Former Senator, Will Rhymes, Is On His Way in the
Will Rhymes impressive to Tigers' Jim Leyland
LAKELAND, Fla. -- When Jim Leyland watches Will Rhymes play, it reminds him of Tom Brookens.
Leyland worked with Brookens as a manager at Triple-A Evansville and helped convince the Detroit Tigers to find a place for the scrappy utility infielder in 1979. Now, Leyland manages the Tigers and has Rhymes, a scrappy utility infielder he has fallen in love with this spring.
"I'm going to throw one out that will knock your socks off," Leyland said recently. "I think Rhymes will play in the big leagues. He has a short, quick swing and he's a dirtball. Now, don't accuse me of being Sparky (Anderson), like I've got some Hall of Famer. I'm saying I just think there's a good chance he'll play in the big leagues."
Anderson, Detroit's Hall of Fame former manager, was known for becoming enamored with young players and predicting future greatness for them. Barbaro Garbey reminded him of Roberto Clemente, and Chris Pittaro convinced him to briefly move Lou Whitaker from second to third base in 1985.
What tickles Leyland about Rhymes is what he symbolizes for the organization. He has a degree in biology from a prestigious liberal arts school not known for churning out major leaguers, but the club found him and developed him.
"That, to me, is the true test of a farm system," Leyland said.
Leyland lamented that Rhymes went in the tank for a few days after the comment. Then, on Sunday, Rhymes hit a two-run homer off the scoreboard here at Marchant Stadium against New York Yankees reliever Brian Bruney.
The homer is Rhymes' only hit in nine Grapefruit League at-bats for the Tigers, who are off Thursday and resume action here today against the New York Mets.
"I was so pumped up by what he said about me, that it took a few days to go back to what I can do and staying within myself," Rhymes said. "I felt I had to do even more. But I remembered what Brookie used to tell me: 'Hey, just do your best. It's all you can do.' "
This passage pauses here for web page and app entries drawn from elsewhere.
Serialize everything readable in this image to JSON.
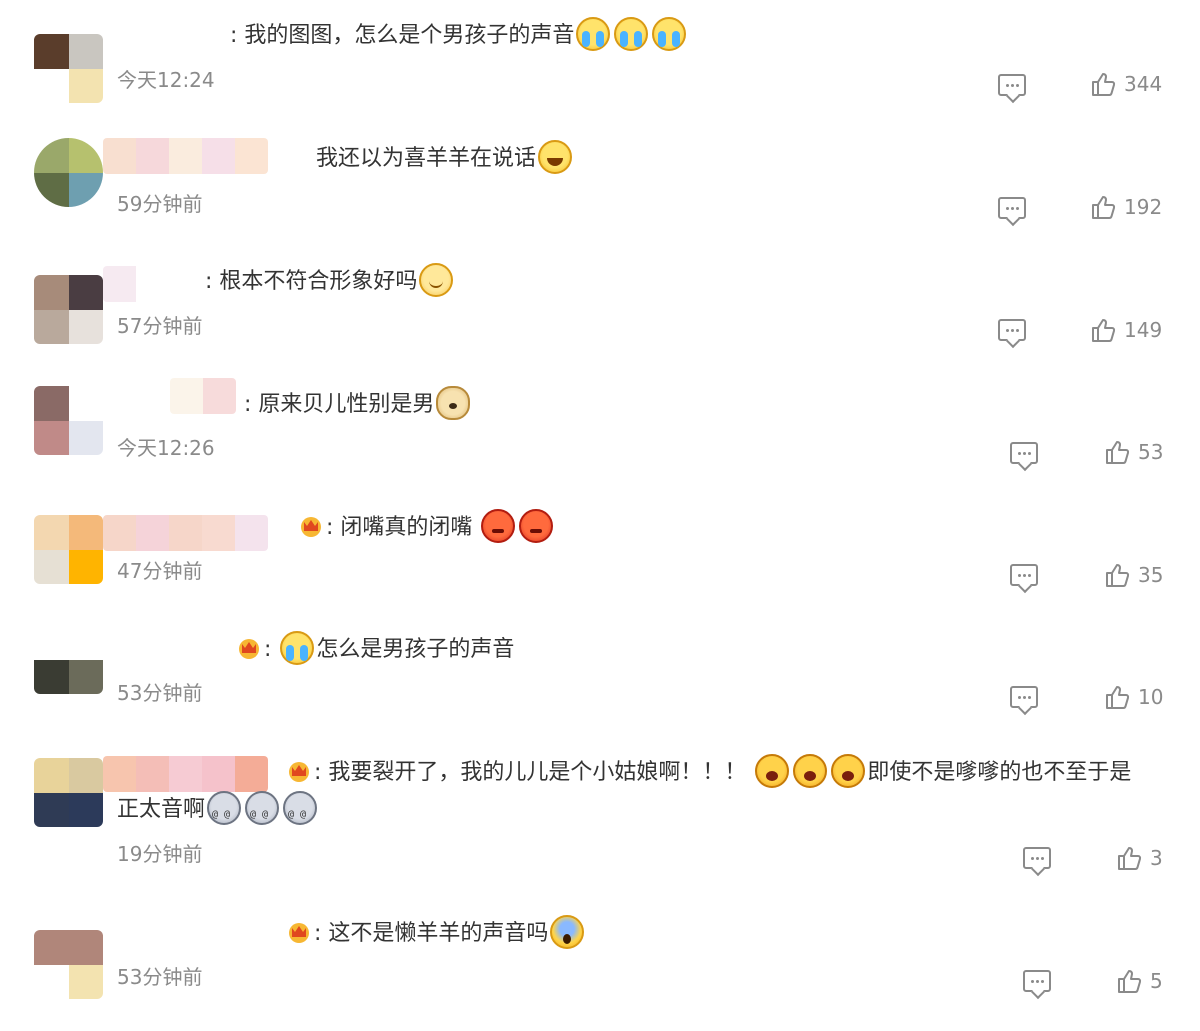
{
  "colors": {
    "text": "#333333",
    "meta": "#8a8a8a",
    "accent": "#f5b81c"
  },
  "comments": [
    {
      "text": "我的图图，怎么是个男孩子的声音",
      "emojis": [
        "cry",
        "cry",
        "cry"
      ],
      "time": "今天12:24",
      "likes": "344"
    },
    {
      "text": "我还以为喜羊羊在说话",
      "emojis": [
        "laugh"
      ],
      "time": "59分钟前",
      "likes": "192"
    },
    {
      "text": "根本不符合形象好吗",
      "emojis": [
        "smile"
      ],
      "time": "57分钟前",
      "likes": "149"
    },
    {
      "text": "原来贝儿性别是男",
      "emojis": [
        "doge"
      ],
      "time": "今天12:26",
      "likes": "53"
    },
    {
      "text": "闭嘴真的闭嘴",
      "emojis": [
        "angry",
        "angry"
      ],
      "time": "47分钟前",
      "likes": "35"
    },
    {
      "text": "怎么是男孩子的声音",
      "emojis": [
        "cry"
      ],
      "time": "53分钟前",
      "likes": "10"
    },
    {
      "text": "我要裂开了，我的儿儿是个小姑娘啊！！！",
      "text_b": "即使不是嗲嗲的也不至于是",
      "text_c": "正太音啊",
      "emojis": [
        "shout",
        "shout",
        "shout"
      ],
      "emojis_c": [
        "dizzy",
        "dizzy",
        "dizzy"
      ],
      "time": "19分钟前",
      "likes": "3"
    },
    {
      "text": "这不是懒羊羊的声音吗",
      "emojis": [
        "scared"
      ],
      "time": "53分钟前",
      "likes": "5"
    }
  ]
}
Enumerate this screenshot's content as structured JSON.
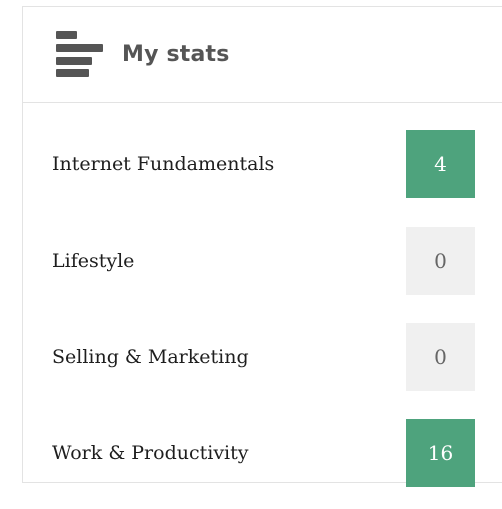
{
  "header": {
    "title": "My stats",
    "icon": "bar-chart-icon"
  },
  "colors": {
    "active_badge": "#4ea37d",
    "empty_badge": "#f0f0f0",
    "border": "#e3e3e3",
    "header_text": "#555555"
  },
  "stats": [
    {
      "label": "Internet Fundamentals",
      "count": "4",
      "state": "active"
    },
    {
      "label": "Lifestyle",
      "count": "0",
      "state": "empty"
    },
    {
      "label": "Selling & Marketing",
      "count": "0",
      "state": "empty"
    },
    {
      "label": "Work & Productivity",
      "count": "16",
      "state": "active"
    }
  ]
}
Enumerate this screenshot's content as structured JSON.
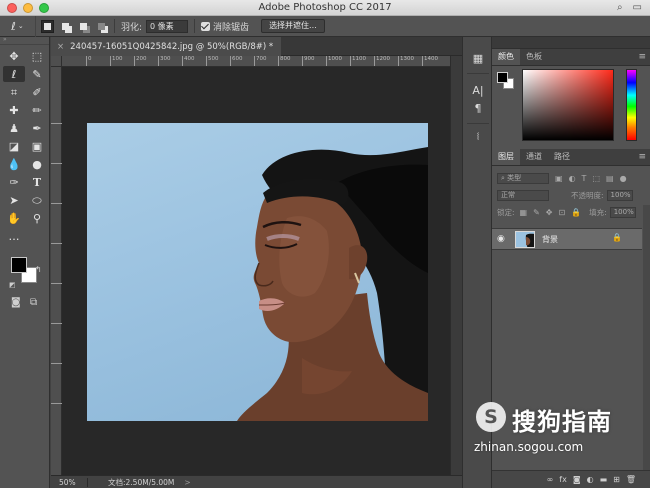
{
  "window": {
    "title": "Adobe Photoshop CC 2017"
  },
  "options_bar": {
    "feather_label": "羽化:",
    "feather_value": "0 像素",
    "antialias_label": "消除锯齿",
    "select_mask_button": "选择并遮住..."
  },
  "document": {
    "tab_title": "240457-16051Q0425842.jpg @ 50%(RGB/8#) *",
    "close_glyph": "×"
  },
  "ruler": {
    "top_ticks": [
      "0",
      "100",
      "200",
      "300",
      "400",
      "500",
      "600",
      "700",
      "800",
      "900",
      "1000",
      "1100",
      "1200",
      "1300",
      "1400",
      "1500"
    ]
  },
  "status": {
    "zoom": "50%",
    "doc_info": "文档:2.50M/5.00M",
    "arrow": ">"
  },
  "color_panel": {
    "tabs": [
      "颜色",
      "色板"
    ],
    "active_tab": "颜色",
    "foreground": "#000000",
    "background": "#ffffff",
    "picker_hue": "#ff2a1a"
  },
  "layers_panel": {
    "tabs": [
      "图层",
      "通道",
      "路径"
    ],
    "active_tab": "图层",
    "filter_label": "类型",
    "blend_mode": "正常",
    "opacity_label": "不透明度:",
    "opacity_value": "100%",
    "lock_label": "锁定:",
    "fill_label": "填充:",
    "fill_value": "100%",
    "layers": [
      {
        "name": "背景",
        "visible": true,
        "locked": true
      }
    ],
    "bottom_icons": [
      "link-icon",
      "fx-icon",
      "mask-icon",
      "adjustment-icon",
      "group-icon",
      "new-layer-icon",
      "delete-icon"
    ],
    "bottom_labels": [
      "∞",
      "fx"
    ]
  },
  "watermark": {
    "logo_letter": "S",
    "brand": "搜狗指南",
    "url": "zhinan.sogou.com"
  }
}
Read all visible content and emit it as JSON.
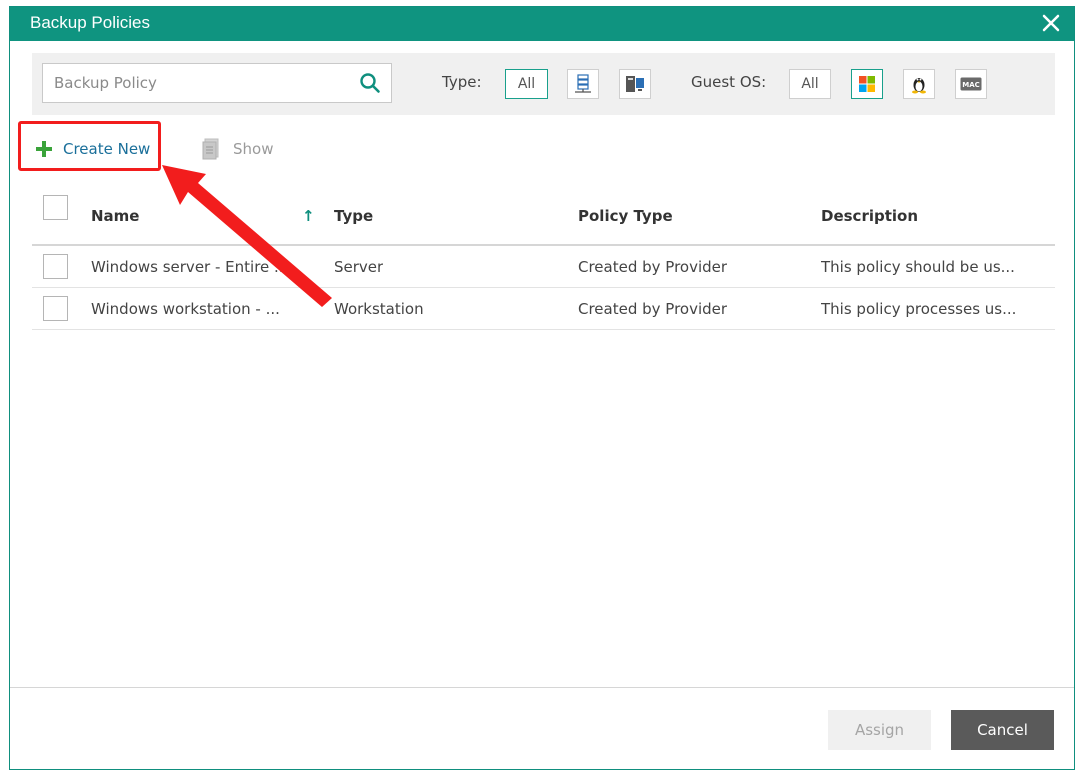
{
  "dialog": {
    "title": "Backup Policies"
  },
  "filter": {
    "search_placeholder": "Backup Policy",
    "type_label": "Type:",
    "type_all": "All",
    "guest_os_label": "Guest OS:",
    "os_all": "All",
    "os_mac_label": "MAC"
  },
  "toolbar": {
    "create_new": "Create New",
    "show": "Show"
  },
  "table": {
    "headers": {
      "name": "Name",
      "type": "Type",
      "policy_type": "Policy Type",
      "description": "Description"
    },
    "sort_indicator": "↑",
    "rows": [
      {
        "name": "Windows server - Entire ...",
        "type": "Server",
        "policy_type": "Created by Provider",
        "description": "This policy should be us..."
      },
      {
        "name": "Windows workstation - ...",
        "type": "Workstation",
        "policy_type": "Created by Provider",
        "description": "This policy processes us..."
      }
    ]
  },
  "footer": {
    "assign": "Assign",
    "cancel": "Cancel"
  },
  "colors": {
    "accent": "#0f9480",
    "annotation": "#f21d1d",
    "create_plus": "#3aa33a"
  },
  "icons": [
    "close-icon",
    "search-icon",
    "server-type-icon",
    "workstation-type-icon",
    "windows-os-icon",
    "linux-os-icon",
    "mac-os-icon",
    "plus-icon",
    "show-document-icon",
    "sort-up-arrow-icon"
  ]
}
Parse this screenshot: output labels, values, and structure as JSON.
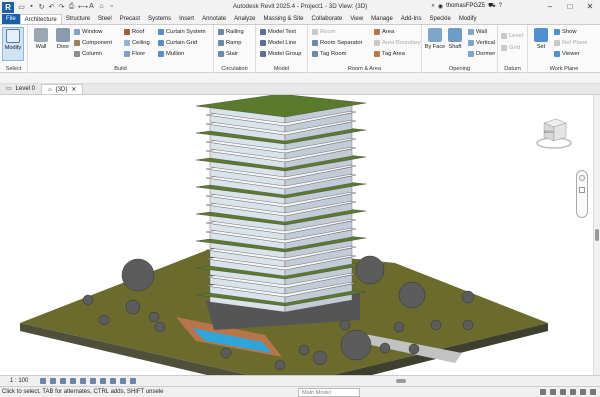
{
  "app": {
    "title": "Autodesk Revit 2025.4 - Project1 - 3D View: {3D}",
    "user": "thomasFPGZ5"
  },
  "tabs": [
    "File",
    "Architecture",
    "Structure",
    "Steel",
    "Precast",
    "Systems",
    "Insert",
    "Annotate",
    "Analyze",
    "Massing & Site",
    "Collaborate",
    "View",
    "Manage",
    "Add-Ins",
    "Speckle",
    "Modify"
  ],
  "active_tab": "Architecture",
  "ribbon": {
    "select": {
      "modify": "Modify",
      "label": "Select"
    },
    "build": {
      "wall": "Wall",
      "door": "Door",
      "window": "Window",
      "component": "Component",
      "column": "Column",
      "roof": "Roof",
      "ceiling": "Ceiling",
      "floor": "Floor",
      "curtain_system": "Curtain  System",
      "curtain_grid": "Curtain  Grid",
      "mullion": "Mullion",
      "label": "Build"
    },
    "circulation": {
      "railing": "Railing",
      "ramp": "Ramp",
      "stair": "Stair",
      "label": "Circulation"
    },
    "model": {
      "text": "Model  Text",
      "line": "Model  Line",
      "group": "Model  Group",
      "label": "Model"
    },
    "room_area": {
      "room": "Room",
      "separator": "Room  Separator",
      "tag_room": "Tag  Room",
      "area": "Area",
      "area_boundary": "Area  Boundary",
      "tag_area": "Tag  Area",
      "label": "Room & Area"
    },
    "opening": {
      "by_face": "By Face",
      "shaft": "Shaft",
      "wall": "Wall",
      "vertical": "Vertical",
      "dormer": "Dormer",
      "label": "Opening"
    },
    "datum": {
      "level": "Level",
      "grid": "Grid",
      "label": "Datum"
    },
    "workplane": {
      "set": "Set",
      "show": "Show",
      "ref_plane": "Ref  Plane",
      "viewer": "Viewer",
      "label": "Work Plane"
    }
  },
  "view_tabs": [
    "Level 0",
    "{3D}"
  ],
  "viewcube_face": "BACK",
  "view_control": {
    "scale": "1 : 100"
  },
  "status": {
    "hint": "Click to select, TAB for alternates, CTRL adds, SHIFT unsele",
    "workset": "Main Model"
  },
  "colors": {
    "file_tab": "#1a5eaa",
    "ground": "#6b6b2e",
    "ground_edge": "#4f4f3b",
    "water": "#2fa6d9",
    "deck": "#b8744a"
  }
}
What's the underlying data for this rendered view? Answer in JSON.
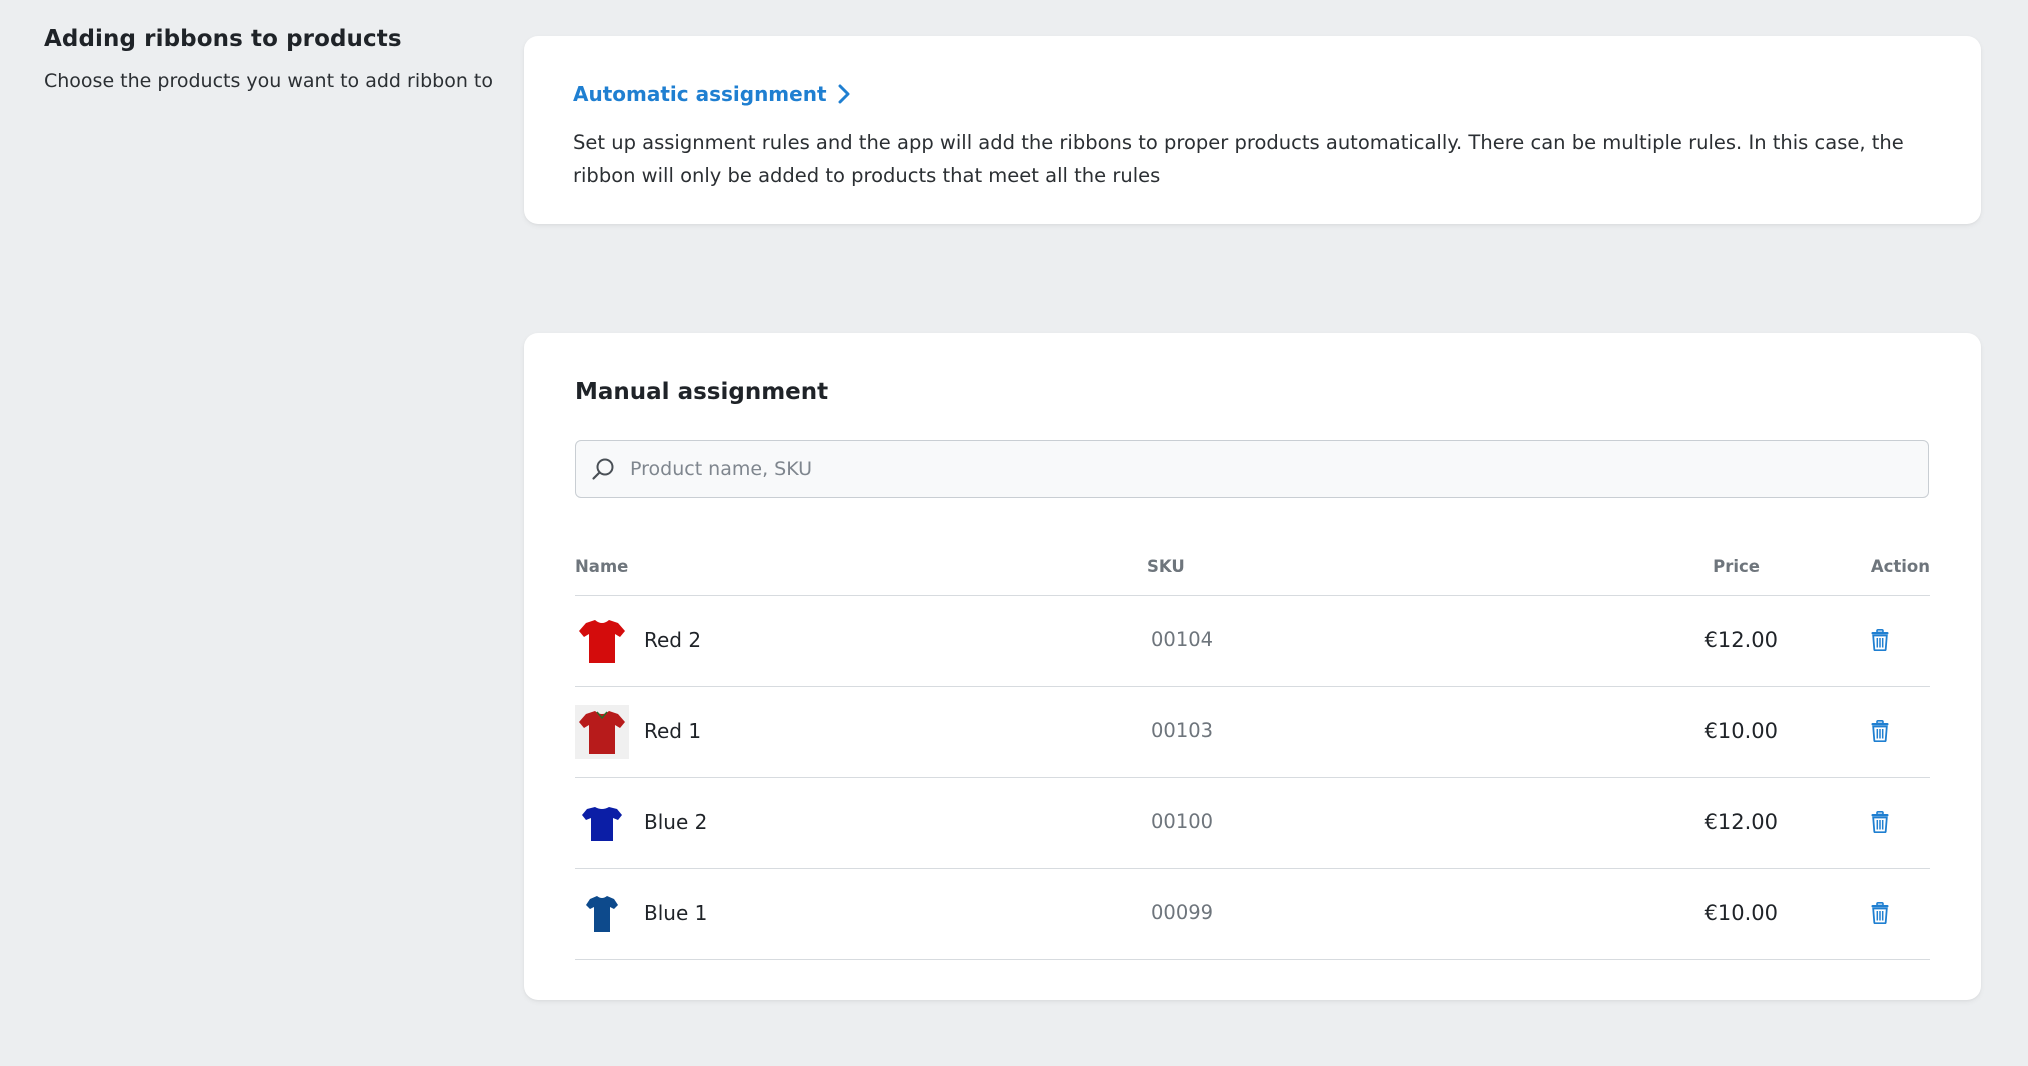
{
  "intro": {
    "title": "Adding ribbons to products",
    "description": "Choose the products you want to add ribbon to"
  },
  "automatic": {
    "link_label": "Automatic assignment",
    "description": "Set up assignment rules and the app will add the ribbons to proper products automatically. There can be multiple rules. In this case, the ribbon will only be added to products that meet all the rules"
  },
  "manual": {
    "title": "Manual assignment",
    "search": {
      "placeholder": "Product name, SKU",
      "value": ""
    },
    "columns": {
      "name": "Name",
      "sku": "SKU",
      "price": "Price",
      "action": "Action"
    },
    "products": [
      {
        "name": "Red 2",
        "sku": "00104",
        "price": "€12.00",
        "color": "#d40c0c"
      },
      {
        "name": "Red 1",
        "sku": "00103",
        "price": "€10.00",
        "color": "#b71b1b"
      },
      {
        "name": "Blue 2",
        "sku": "00100",
        "price": "€12.00",
        "color": "#0b1ea6"
      },
      {
        "name": "Blue 1",
        "sku": "00099",
        "price": "€10.00",
        "color": "#0d4a8c"
      }
    ]
  },
  "colors": {
    "accent": "#1f7fd1",
    "background": "#eceef0",
    "card": "#ffffff"
  },
  "icons": {
    "chevron": "chevron-right-icon",
    "search": "search-icon",
    "delete": "trash-icon",
    "product": "tshirt-icon"
  }
}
Adding a special twist to this story is the fact that Brookens managed Rhymes last year on the Erie SeaWolves and also managed him in Oneonta, N.Y. In fact, it was Brookens who noticed something endearing in the kid from nowhere and put him on a course to big league consideration.
Brookens, a member of the 1984 Tigers World Series champions, played second, third and shortstop. He also was Anderson's emergency catcher. Versatility was his ticket to the majors, and he punched it for 12 seasons.
"I played Will about 25 games at shortstop last year to see if he could make it as a utility guy in the major leagues," Brookens said. "He did an adequate job there, and I think he can play in the big leagues.
"He's a good, steady little ballplayer who puts the bat on the ball and keeps improving."
Rhymes led the Eastern League with 158 hits last year, finished third with 76 runs, was tied for fifth with seven triples and was sixth with a .306 average. He also led all league second basemen with 562 total chances, 236 putouts and 86 double plays.
He's listed at 5-foot-9 and 155 pounds, but could be smaller than that. Detroit drafted Rhymes in the 27th round in 2005 after he hit .413 as a senior at William & Mary.
Rhymes will not make the opening-day roster unless somebody gets hurt, but he has made an impression in his first major league camp.
"I'm just going about my business and getting ready for the season," Rhymes said. "And I like watching how guys here go about their business. I'll watch Placido Polanco taking grounders and Carlos Guillen hit. He has the most beautiful, effortless swing.
"I want insight into their thinking, but I also don't want to bother them."
Leyland pulled him aside after realizing his compliments made Rhymes uptight.
"I told him, 'I didn't mean today. You are going to be in the big leagues some day. Relax.' "